Listed entries ->
*-*-*

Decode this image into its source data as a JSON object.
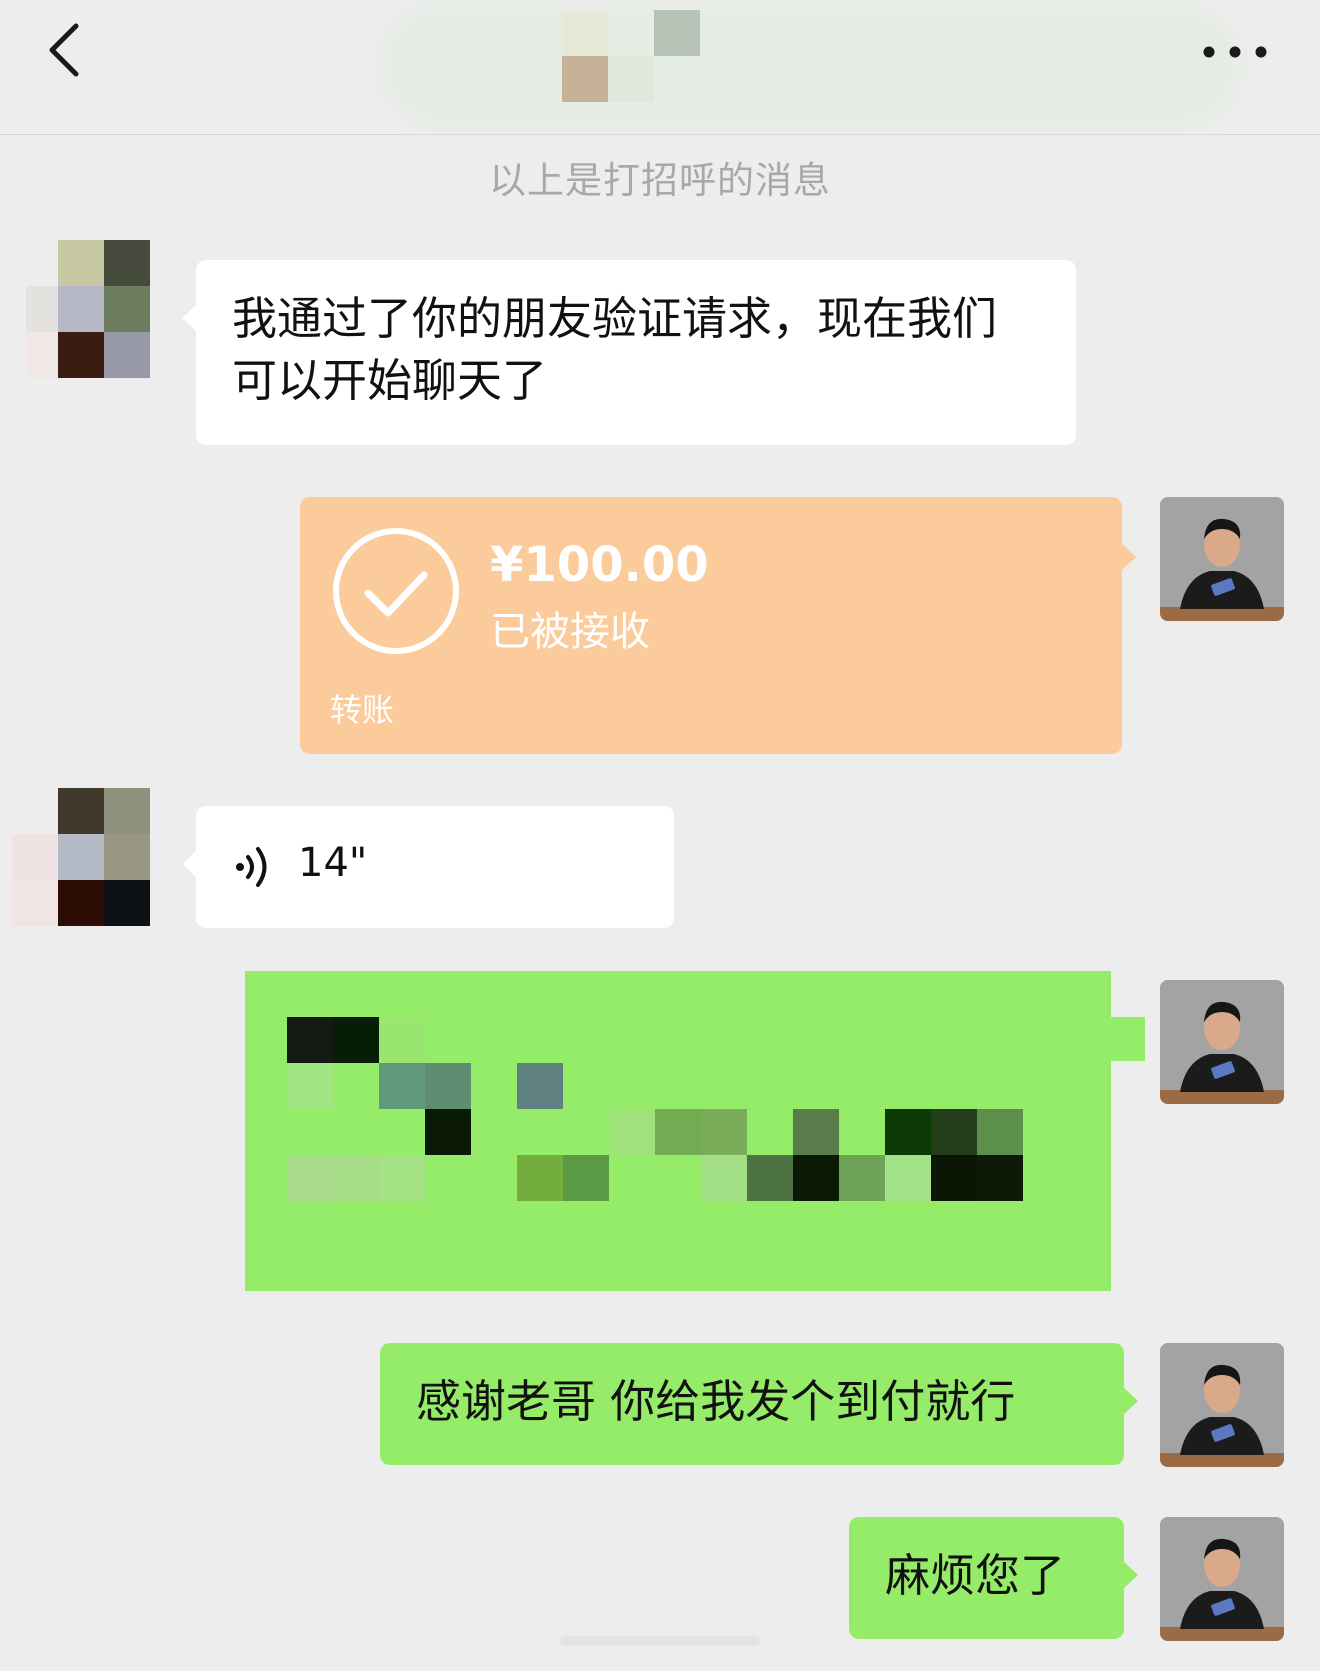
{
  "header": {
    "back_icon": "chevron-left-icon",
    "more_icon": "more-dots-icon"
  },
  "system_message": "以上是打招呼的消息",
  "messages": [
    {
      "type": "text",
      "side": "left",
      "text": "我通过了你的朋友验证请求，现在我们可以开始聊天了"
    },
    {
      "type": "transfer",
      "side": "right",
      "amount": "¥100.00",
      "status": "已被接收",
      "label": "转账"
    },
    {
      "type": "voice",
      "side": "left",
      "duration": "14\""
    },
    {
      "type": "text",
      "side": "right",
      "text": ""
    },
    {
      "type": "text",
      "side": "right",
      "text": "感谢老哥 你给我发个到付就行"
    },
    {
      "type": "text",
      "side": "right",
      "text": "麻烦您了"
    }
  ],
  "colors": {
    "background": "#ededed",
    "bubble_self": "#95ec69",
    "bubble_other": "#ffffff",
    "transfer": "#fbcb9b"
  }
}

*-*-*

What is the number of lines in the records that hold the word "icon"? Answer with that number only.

2